The Justice Department
announced on Friday that it will review secret subpoenas issued by former President Donald Trump
to members of Congress
for communication data.
The internal review was announced by the department's inspector general, Michael Horowitz, one day after The New York Times
reported that DOJ prosecutors subpoenaed data from House Democrats
' accounts, as well as phone records of reporters for major media
outlets, in an effort to determine who had leaked information.
“The review will examine the Department’s compliance with applicable DOJ policies and procedures, as well as whether any such uses, or the investigations, were based on improper considerations,” Horowitz said in a statement. “If circumstances warrant, the OIG will consider other issues that may arise during the review,” Horowitz added.
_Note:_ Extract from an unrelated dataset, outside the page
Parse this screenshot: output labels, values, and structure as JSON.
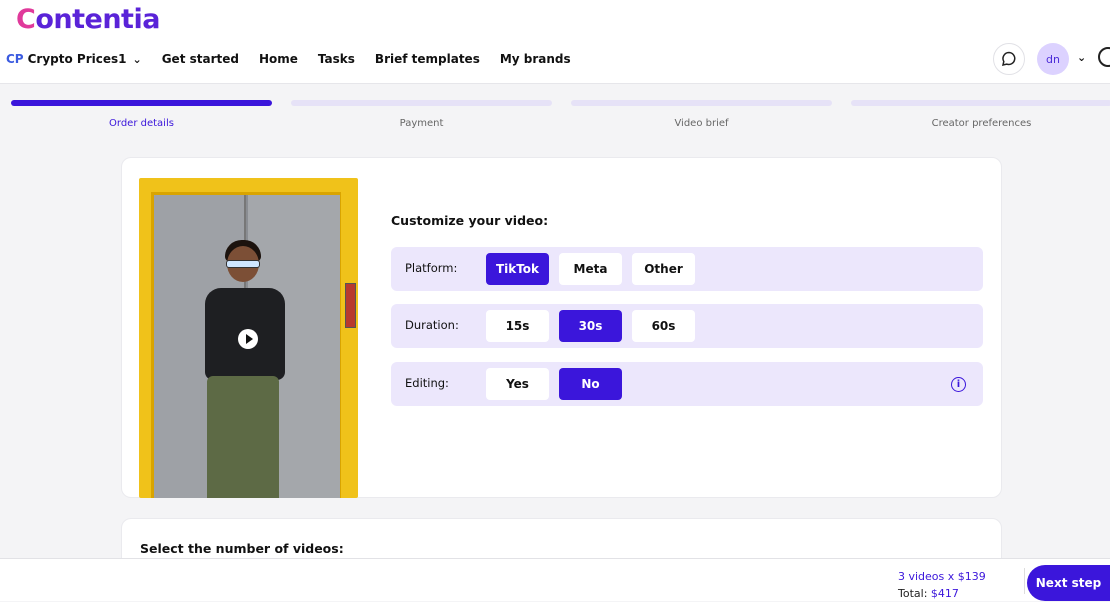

Under then-Attorney General Jeff Sessions
, the DOJ subpoenaed Apple
to obtain communications metadata from at least a dozen House Intelligence Committee
members, including Rep. Adam Schiff
(D-Calif.), who served as the committee's top Democrat at the time and is now its chairman, as well as some lawmakers' family members, one of whom was a minor.
This baseless investigation, while now closed, is yet another example of Trump's corrupt weaponization of justice, and how much he endangered our democracy
. — Adam Schiff (@RepAdamSchiff) June 11, 2021
The DOJ obtained phone records from CNN
, The Washington Post
, and The New York Times reporters, as well as a gag order on Apple, which expired this year, allowing the company to notify those whose records had been seized.
“These actions appear to be yet another egregious assault
on our democracy waged by the former president,” said House Speaker Nancy Pelosi
in a statement Thursday.